The connection between anxiety, depression and exercise are not 100% clear, however a gym workout, a brisk walk or a jog will definitely help you to unwind and relax and you will feel better afterwards. Exercising & being active does not have to mean going to gym and digging out the often feared lycra out of the closet- there are an unlimited amount of ways by which to get the heart beating.

Being active does not have to mean going to the gym, taking up jogging or wearing lycra. There are lots of ways to be active – and they don’t need to cost much money.

So How Can Exercise Help With Depression & Anxiety?

Here are some ways that exercise can help with depression:

  • Feel-Good Brain Chemicals- These chemicals are released during exercise, and these neurotransmitters and endorphins may help to reduce depression.
  • Reduction of immune system chemicals- The chemicals can make depression worse
  • Sleep - Regular exercise will help to improve sleep patterns which may be affected by Depression.
  • Increasing Body Temperature - Which may have calming effects.

Exercise provides Numerous Psychological Benefits

  • Sense of Achievement - Meeting exercise targets/goals, no matter how small, will boost self-confidence. Exercise can help people to get into shape and look good, which in turns leads to positive self-esteem. Exercise helps to provide you with a focus and also motivation.
  • Distraction - Exercising is a distraction from any worries you may be encountering and will take you away from any negative thoughts.
  • Social Benefits - Exercise gives you the chance to play with a team or against other people so you can get out of the house/office etc and have some fun with people.

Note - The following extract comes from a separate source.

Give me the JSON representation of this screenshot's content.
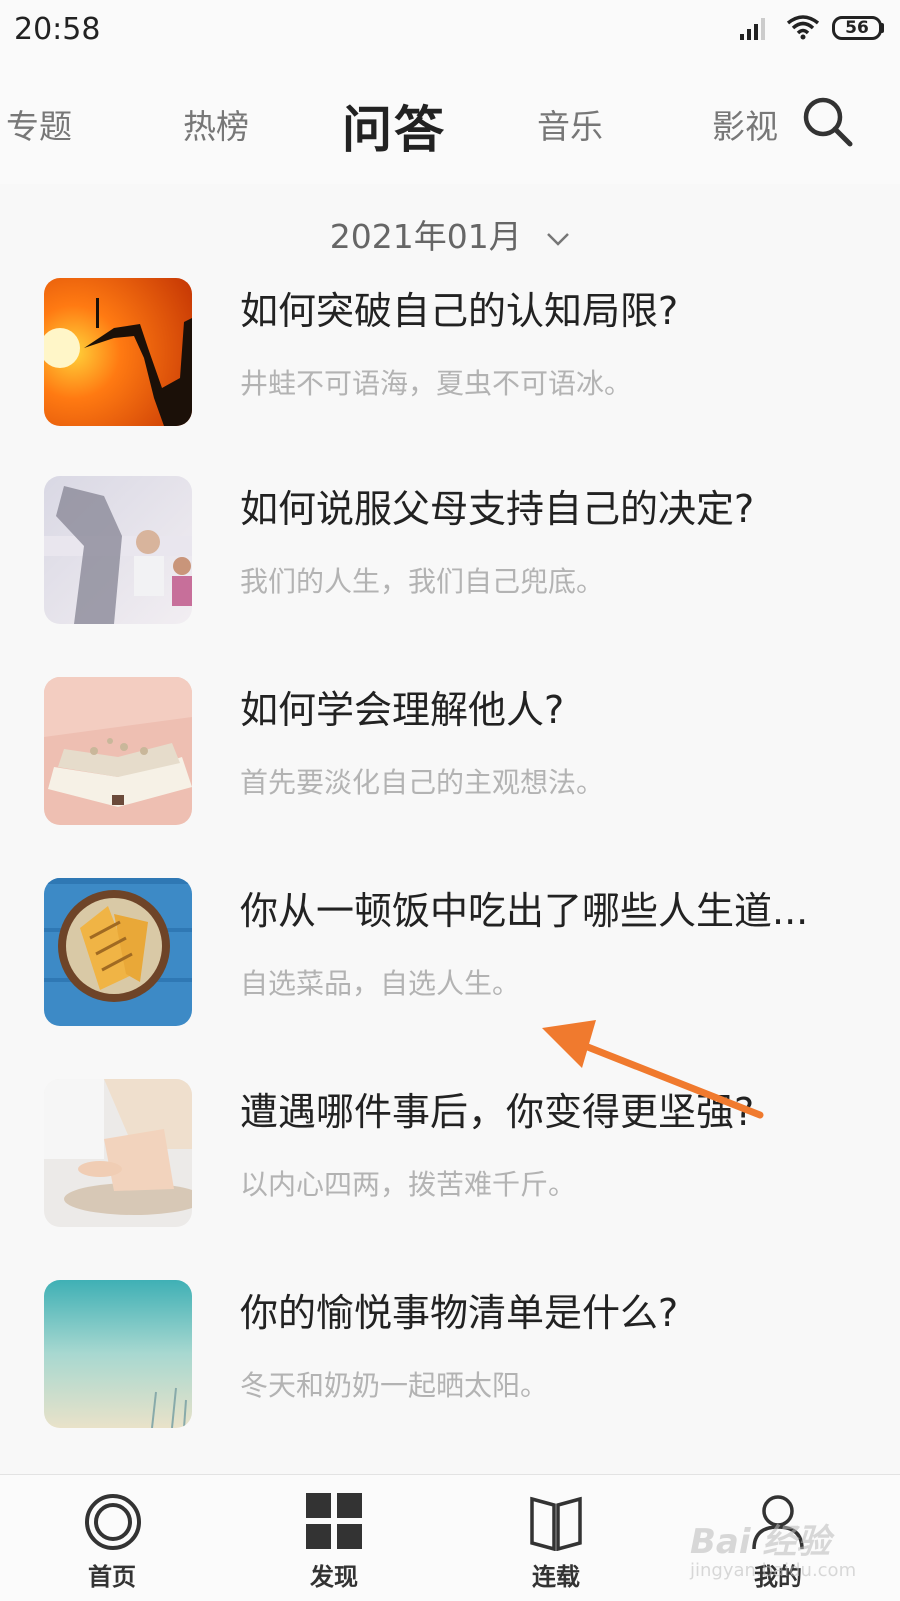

Even going for a walk might give you the opportunity to see the neighbours, friends etc.
  • Coping in Positive Way - With Depression & Anxiety, doing something positive such as exercising becomes a coping strategy.

What is the Best Exercise?

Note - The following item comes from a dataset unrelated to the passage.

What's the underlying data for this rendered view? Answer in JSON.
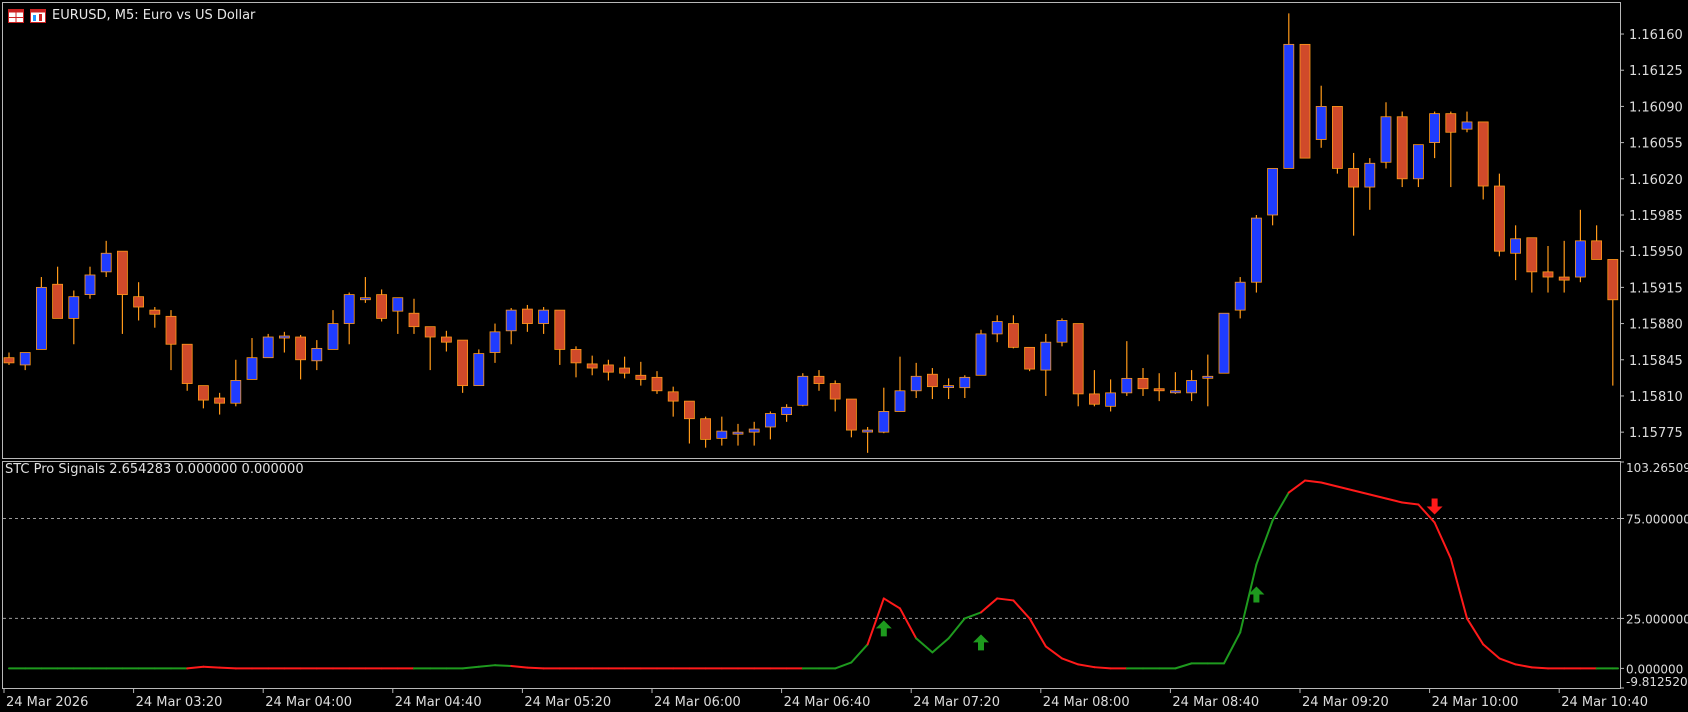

Exercise is a daunting word for many, that  might strike up connotations of lifting weights or running laps (which might seem  scary to some). Of course the aforementioned are good ways of exercising, there are countless activities such as, running, walking the dog, cycling, swimming, playing sports such as football or tennis. However exercise is not limited to sports – other activities which get the heart pumping include washing your car, painting the house, doing the gardening etc.  Anything that gets someone off the couch and moving about is beneficial and improves mood. 

Thirty minutes of exercise 4-5 times a week is recommended and even though it sounds like a lot, do not get put off. Make time in your day to do this. If you do not have 30 mins, take two- 15 time slots out of your day. Add small amounts of activity to your daily routine – cycle to work, take the bus and walk, park your car further away from the office…. These little changes can all help to improve your overall health. Build up your level of exercise gradually so you are not throwing yourself straight into the deep end. All these little changes in your life can help to improve your physical health which can then have an impact on your mental health and help reducing the effects of depression & anxiety.

If you would like to discuss an exercise plan with one of our Physiotherapists or indeed to discuss reducing the effects of depression with one of our Clinical Psychologists please get in touch with us.